3D Lebron Collage by Designer - Erin Jang

Today’s tennis balls can handle unreal pressure—as Samuel Groth proved when he unleashed a 163.4 mph serve. But they weren’t always so lively. In the early 1900s, balls were commonly packaged in paper bags, and the lack of air pressure made them flatten. It wasn’t until the mid-1920s, when companies began using pressure-packed metal containers, that balls became reliably zippy. Here are 12 historic containers from the International Tennis Hall of Fame & Museum in Newport, R.I. —MAYA A. JONES

Pennsylvania Rubber Co. - May 1947 & Elgee 1950s (post WWII) British

Pennsylvania Rubber Co. - Dec. 1939 & Wright & Ditson ca. 1920-1925

Sears, Roebuck & Co. - 1934 (or later) & Bancroft 1950s-1960s British

Johnny Callison's glove from the '64 All-Star Game. - he was a Philadelphia Phillies right-fielder 1960-1969

Johnny Callison ball from the '64 All-Star Game

Johnny Callison glove from the '64 All-Star Game

Johnny Callison ball and glove from the '64 All-Star Game

With the first modern World Series, in 1903, tied at three games apiece, editors of The Boston Globe promised to buy pocket watches for the Americans (precursors to the Red Sox) if they closed out the best-of-nine matchup against the Pittsburgh Pirates.
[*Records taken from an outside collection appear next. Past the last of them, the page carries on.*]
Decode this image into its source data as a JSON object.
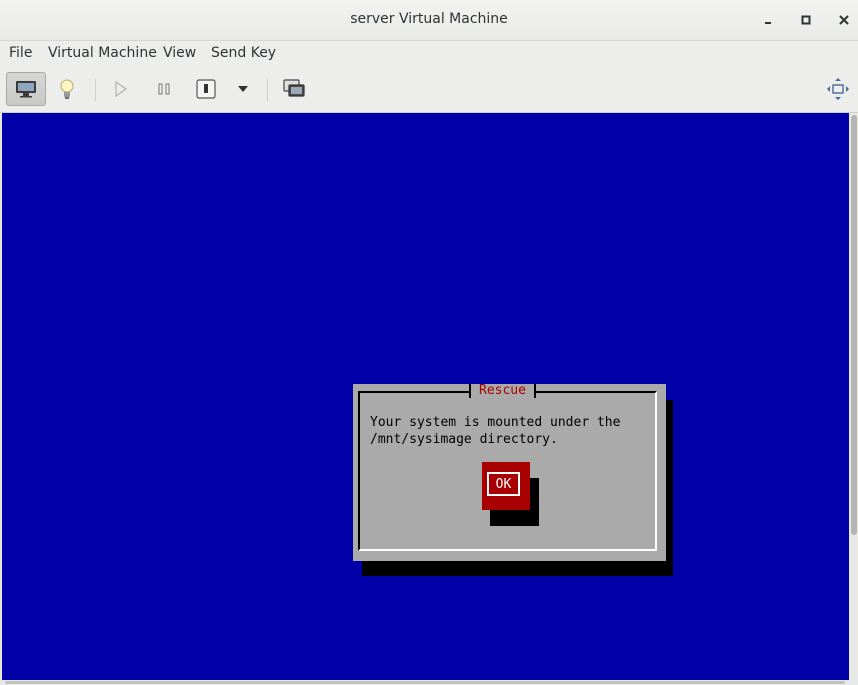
{
  "window": {
    "title": "server Virtual Machine",
    "controls": {
      "minimize": "_",
      "maximize": "□",
      "close": "✕"
    }
  },
  "menubar": {
    "items": [
      {
        "label": "File"
      },
      {
        "label": "Virtual Machine"
      },
      {
        "label": "View"
      },
      {
        "label": "Send Key"
      }
    ]
  },
  "toolbar": {
    "buttons": [
      {
        "icon": "monitor-icon",
        "active": true
      },
      {
        "icon": "lightbulb-icon"
      },
      {
        "icon": "play-icon"
      },
      {
        "icon": "pause-icon"
      },
      {
        "icon": "power-icon"
      },
      {
        "icon": "chevron-down-icon"
      },
      {
        "icon": "snapshots-icon"
      },
      {
        "icon": "fullscreen-icon"
      }
    ]
  },
  "console": {
    "background": "#0000a8",
    "dialog": {
      "title": "Rescue",
      "message": "Your system is mounted under the\n/mnt/sysimage directory.",
      "ok_label": "OK"
    }
  },
  "colors": {
    "accent": "#a80000",
    "dialog_bg": "#aaaaaa",
    "console_bg": "#0000a8"
  }
}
Boston did, and a tradition was born. But in 1922—after pocket watches had fallen out of fashion because of their impracticality on the battlefields of World War I—the New York Giants started a new custom by bestowing rings upon their championship-winning players. Still, even as bejeweled bands became the gold standard in the late 1920s, watches were offered by a handful of clubs into the 1950s. Crafted by the country’s finest watchmakers and engraved in 14-karat gold, the keepsakes now fetch upward of $50,000 from collectors, according to Steiner Sports. So while rings are the standard now, these championship watches remain, well, timeless." —SARAH TURCOTTE

Group shot 01

1923 New York Yankees - Kenesaw Mountain Landis - MIB Commisioner - Gruen Watch Co.

1916 Boston Red Sox - Ban Johnson, Al President - Gruen Watch Co.

Elgin Watch Company

1903 Boston Americans -Freddy Parent - Shortstop - Waltham Watch Co.

1909 Pittsburgh Pirates - Vic Willis - Pitcher - Waltham Watch Co.

952 New York Yankees - George Weiss - General Manager - Wittnauer Watch Co.

It’s hard to imagine a time when the thrill of Cracker Jack wasn’t about using your inquisitive hands to sort through the sticky popcorn and peanuts to find the treasure within. But in fact, prizes weren’t added to the boxes until 1912, nearly two decades after the sugar bomb was introduced. Mini baseball cards were among the earliest trinkets; hundreds of toys have been sports-themed since. They are among the most coveted of the 18 billion prizes given away over the past century. You can see for yourself at the Cracker Jack Collectors Association convention—oh yes, it exists—which holds its 17th annual gathering this June in Bloomington, Minn. Or you can just check out this collection. —LIZZIE HALDANE

Boxer & BaseBall Player 1950s

Cross Bats Stud-Back Pin, 2nd Base & Catcher 1931

BaseBall Spinner game 1912-21 + Score Counter 1912-21

Mini PinBall Bowling game + Mini PinBall Football game 1970s

In 1933, the story goes, Charles Darrow plucked trinkets from his wife’s charm bracelet and used them as tokens for a prototype of Monopoly. Before long those charms were replaced by top hats, irons and thimbles. Years later, sports themed tokens were added to complement new editions of what had become America’s best- selling board game. No matter which sporty version you play, passing Go with any of these tokens—each requires 48 hours to mold from zinc—is still worth an always-welcome $200.

MLB edition, 2006 + Surfing edition, 2005

Surfing edition, 2005

Golf edition, 2002 + Snowboarding edition, 2004

NFL edition, 2007

NHL edition, 2010

Surfing edition, 2005